Ed DeVos, left, author and speaker at the September North Georgia Veterans luncheon,
Author weaves characters into WWII novel
The date when World War II started depends on where in the world you lived, Ed DeVos, decorated military officer and author of five historical novels, told the North Georgia Veterans (NGV) group at its Sept. 27 luncheon at The Big Canoe Clubhouse at Lake Sconti.
The date would be 1931 if you lived in Manchuria when the Japanese invaded. If you lived in Ethiopia in 1935, the war started then when Italy invaded. If you lived in China the war started in 1937 when the Japanese invaded China and “murdered” 250,000 people, according to DeVos.
“Let somebody else take care of it,” DeVos said was the attitude in America at that time. The Germans invaded Poland in 1939, the beginning of their WWII. In 1940, Germany went after England and France. Bombing raids killed over 10,000 in England. Then Germany attacked Russia.
“We were sort of leaning a little bit—but not much—toward doing something then,” DeVos said. “In March 1941 the Lend Lease Act was passed, barely, in congress to send supplies to England and Russia.
“We were really at war,” DeVos said. “The Lend Lease provided for trucks and ammunition and that sort of thing to those two countries."
In June 1941, 134 Merchant Marine ships set sail for England and Russia. Only 34 made it there. The rest were torpedoed by German submarines, DeVos told the group.
“In December 7, 1941 everything changed,” he said. “The population of our country at Pearl Harbor at the time was 134 million. About 65 million were men and 65 million were women. Of that 65 million men, about one-third were too young to serve. About one-third were too old to serve. So we had this school of about 20 million men for WWII.
“How many served in uniform in WWII - 16.4 million. Eighty percent. About 465,000 women served. Virtually every family was affected.”

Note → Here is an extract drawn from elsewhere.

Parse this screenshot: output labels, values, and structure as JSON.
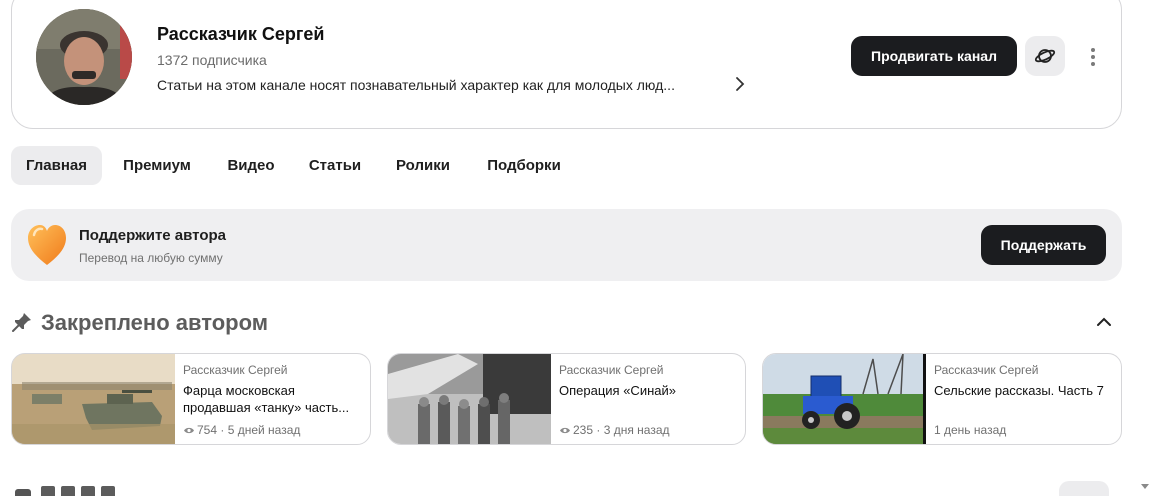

DeVos gave a perspective of the war effort in the U.S. In January 1942, the U.S. government said no more new cars and the automobile industry was converted over to build tanks, bombers, etc. Between 1942 and 1945, the U.S. built 95,000 bombers, 85,000 fighters, and 65,000 ships of varying sizes. You could not get tires for your car and all food was rationed.
“When I think about that I think what would our country be like today if we faced something like that,” DeVos said.
In the context of the beginning of the war, DeVos wrote “Family of Warriors”, a novel about five brothers who serve in five different locations in WWII, each based on five men, “two of which I am related to, one of which I interviewed and the other two guys I know their story,” DeVos said.
DeVos told of the plight of his characters interlaced with true historical events of World War II, starting with Pearl Harbor and the Philippines debacle; the heartbreak of soldiers who returned home to wives who had given up hope that they would ever see them again and remarried; of the wounded returning to lengthy rehabilitation; of younger brothers who follow their sibling to war; the horrors of the D-Day invasion; the fear and uncertainty that comes with becoming a prisoner of war.
Of those who have served, DeVos quoted from “We Got’em”, written by Steve Russell, a battalion commander who addressed a large group of soldiers:
“Some day your peers will look at their lives and wish they were you. When our nation called for you, you answered. Regardless of what people may think of your service or the war, nobody can take that away from you or what you achieved. As decades pass and we grow older we must remember not only what we accomplished but the cost as well. Only we carry the memory of the fallen. It is us who know the faces, the smiles, the stories, the sacrifice. To many they are just names but as long as we have breath they will live.”
DeVos spoke to the veterans group last year and introduced his book, “Revenge at Kings Mountain.” He is also the author of “The Stain,” and “The Chaplain’s Cross.”
The North Georgia Veterans will host a Veterans Day event Saturday, Nov. 11 at the Big Canoe Chapel at 11:00 a.m.
The North Georgia Veterans organization is open to all veterans, anyone who has served in any branch of Service, in any capacity, for any period of time. All that is required is an honorable discharge. Registration is required for the NGV monthly luncheon at the Big Canoe Clubhouse. Please visit the website www.ngvets.org to register.